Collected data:
____________

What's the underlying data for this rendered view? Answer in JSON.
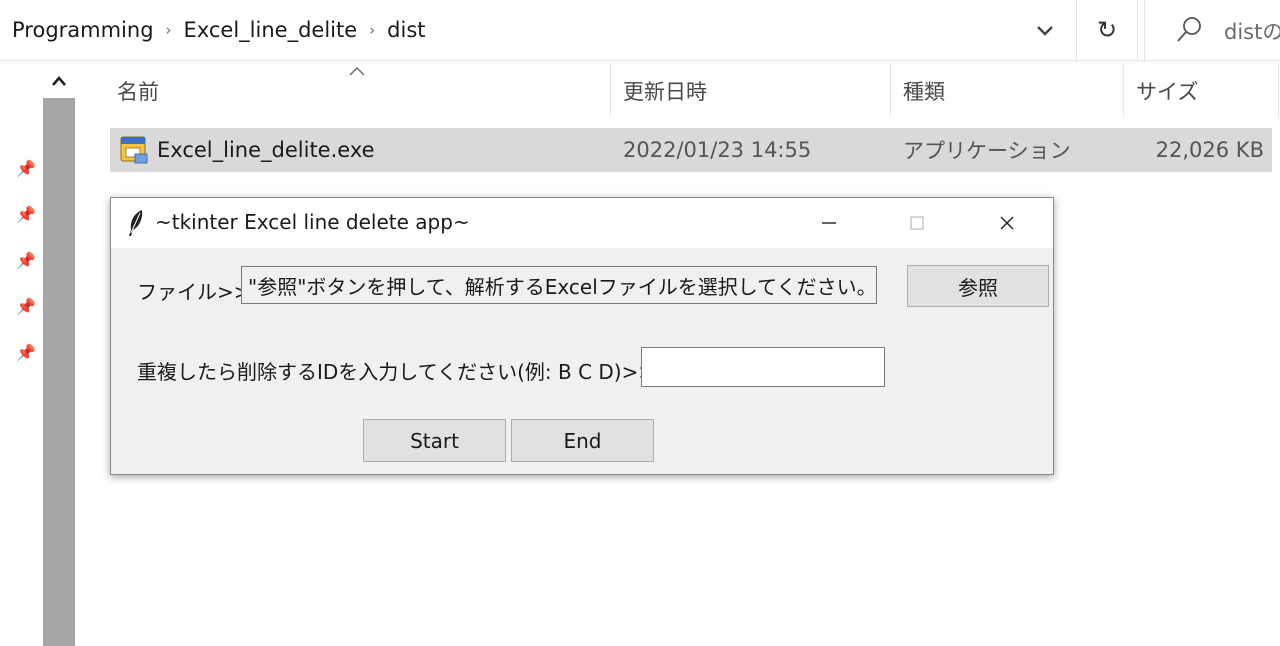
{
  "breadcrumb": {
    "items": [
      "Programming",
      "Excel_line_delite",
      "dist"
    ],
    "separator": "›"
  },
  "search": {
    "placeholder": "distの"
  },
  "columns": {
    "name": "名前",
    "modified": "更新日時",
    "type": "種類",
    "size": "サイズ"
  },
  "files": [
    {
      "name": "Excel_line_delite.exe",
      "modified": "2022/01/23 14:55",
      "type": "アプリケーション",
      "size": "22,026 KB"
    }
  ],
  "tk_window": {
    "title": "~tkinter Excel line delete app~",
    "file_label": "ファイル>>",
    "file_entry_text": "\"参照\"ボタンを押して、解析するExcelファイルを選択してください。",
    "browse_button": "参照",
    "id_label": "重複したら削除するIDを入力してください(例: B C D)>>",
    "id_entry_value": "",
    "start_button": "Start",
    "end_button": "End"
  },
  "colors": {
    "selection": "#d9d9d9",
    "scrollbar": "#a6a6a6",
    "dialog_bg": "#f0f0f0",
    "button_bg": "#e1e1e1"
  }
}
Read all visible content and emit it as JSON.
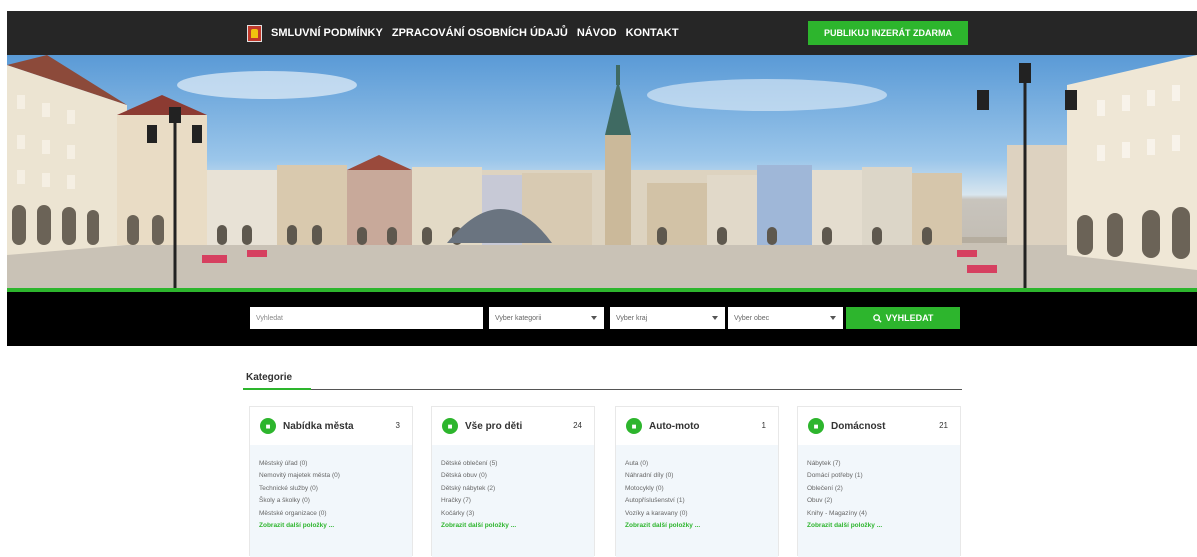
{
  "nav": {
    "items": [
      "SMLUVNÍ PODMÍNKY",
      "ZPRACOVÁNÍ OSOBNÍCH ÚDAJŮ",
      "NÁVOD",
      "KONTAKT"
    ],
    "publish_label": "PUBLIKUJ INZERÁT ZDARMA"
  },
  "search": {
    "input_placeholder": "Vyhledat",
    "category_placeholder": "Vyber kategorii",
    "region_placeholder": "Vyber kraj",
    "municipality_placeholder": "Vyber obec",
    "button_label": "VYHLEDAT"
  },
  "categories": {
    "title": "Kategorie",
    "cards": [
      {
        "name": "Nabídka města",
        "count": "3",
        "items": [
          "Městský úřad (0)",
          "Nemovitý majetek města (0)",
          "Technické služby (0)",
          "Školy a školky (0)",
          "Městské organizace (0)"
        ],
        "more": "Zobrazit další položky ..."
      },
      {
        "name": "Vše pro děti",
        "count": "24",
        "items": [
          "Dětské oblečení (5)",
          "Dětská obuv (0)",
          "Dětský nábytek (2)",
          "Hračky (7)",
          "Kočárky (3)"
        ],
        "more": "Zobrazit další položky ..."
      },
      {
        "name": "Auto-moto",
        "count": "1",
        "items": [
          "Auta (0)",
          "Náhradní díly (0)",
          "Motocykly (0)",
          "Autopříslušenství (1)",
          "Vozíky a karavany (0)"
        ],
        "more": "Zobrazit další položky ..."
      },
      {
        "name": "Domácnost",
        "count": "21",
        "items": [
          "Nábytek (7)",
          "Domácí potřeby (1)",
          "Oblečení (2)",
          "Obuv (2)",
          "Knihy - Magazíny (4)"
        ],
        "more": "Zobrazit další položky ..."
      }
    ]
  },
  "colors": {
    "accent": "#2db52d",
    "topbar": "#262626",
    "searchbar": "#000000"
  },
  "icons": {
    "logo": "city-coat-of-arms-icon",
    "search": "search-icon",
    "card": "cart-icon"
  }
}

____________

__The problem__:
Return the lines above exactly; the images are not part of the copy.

__Answer to this problem__:
What's the underlying data for this rendered view? Answer in JSON.
{
  "breadcrumb": {
    "items": [
      "Programming",
      "Excel_line_delite",
      "dist"
    ],
    "separator": "›"
  },
  "search": {
    "placeholder": "distの"
  },
  "columns": {
    "name": "名前",
    "modified": "更新日時",
    "type": "種類",
    "size": "サイズ"
  },
  "files": [
    {
      "name": "Excel_line_delite.exe",
      "modified": "2022/01/23 14:55",
      "type": "アプリケーション",
      "size": "22,026 KB"
    }
  ],
  "tk_window": {
    "title": "~tkinter Excel line delete app~",
    "file_label": "ファイル>>",
    "file_entry_text": "\"参照\"ボタンを押して、解析するExcelファイルを選択してください。",
    "browse_button": "参照",
    "id_label": "重複したら削除するIDを入力してください(例: B C D)>>",
    "id_entry_value": "",
    "start_button": "Start",
    "end_button": "End"
  },
  "colors": {
    "selection": "#d9d9d9",
    "scrollbar": "#a6a6a6",
    "dialog_bg": "#f0f0f0",
    "button_bg": "#e1e1e1"
  }
}
Read all visible content and emit it as JSON.
{
  "nav": {
    "items": [
      "SMLUVNÍ PODMÍNKY",
      "ZPRACOVÁNÍ OSOBNÍCH ÚDAJŮ",
      "NÁVOD",
      "KONTAKT"
    ],
    "publish_label": "PUBLIKUJ INZERÁT ZDARMA"
  },
  "search": {
    "input_placeholder": "Vyhledat",
    "category_placeholder": "Vyber kategorii",
    "region_placeholder": "Vyber kraj",
    "municipality_placeholder": "Vyber obec",
    "button_label": "VYHLEDAT"
  },
  "categories": {
    "title": "Kategorie",
    "cards": [
      {
        "name": "Nabídka města",
        "count": "3",
        "items": [
          "Městský úřad (0)",
          "Nemovitý majetek města (0)",
          "Technické služby (0)",
          "Školy a školky (0)",
          "Městské organizace (0)"
        ],
        "more": "Zobrazit další položky ..."
      },
      {
        "name": "Vše pro děti",
        "count": "24",
        "items": [
          "Dětské oblečení (5)",
          "Dětská obuv (0)",
          "Dětský nábytek (2)",
          "Hračky (7)",
          "Kočárky (3)"
        ],
        "more": "Zobrazit další položky ..."
      },
      {
        "name": "Auto-moto",
        "count": "1",
        "items": [
          "Auta (0)",
          "Náhradní díly (0)",
          "Motocykly (0)",
          "Autopříslušenství (1)",
          "Vozíky a karavany (0)"
        ],
        "more": "Zobrazit další položky ..."
      },
      {
        "name": "Domácnost",
        "count": "21",
        "items": [
          "Nábytek (7)",
          "Domácí potřeby (1)",
          "Oblečení (2)",
          "Obuv (2)",
          "Knihy - Magazíny (4)"
        ],
        "more": "Zobrazit další položky ..."
      }
    ]
  },
  "colors": {
    "accent": "#2db52d",
    "topbar": "#262626",
    "searchbar": "#000000"
  },
  "icons": {
    "logo": "city-coat-of-arms-icon",
    "search": "search-icon",
    "card": "cart-icon"
  }
}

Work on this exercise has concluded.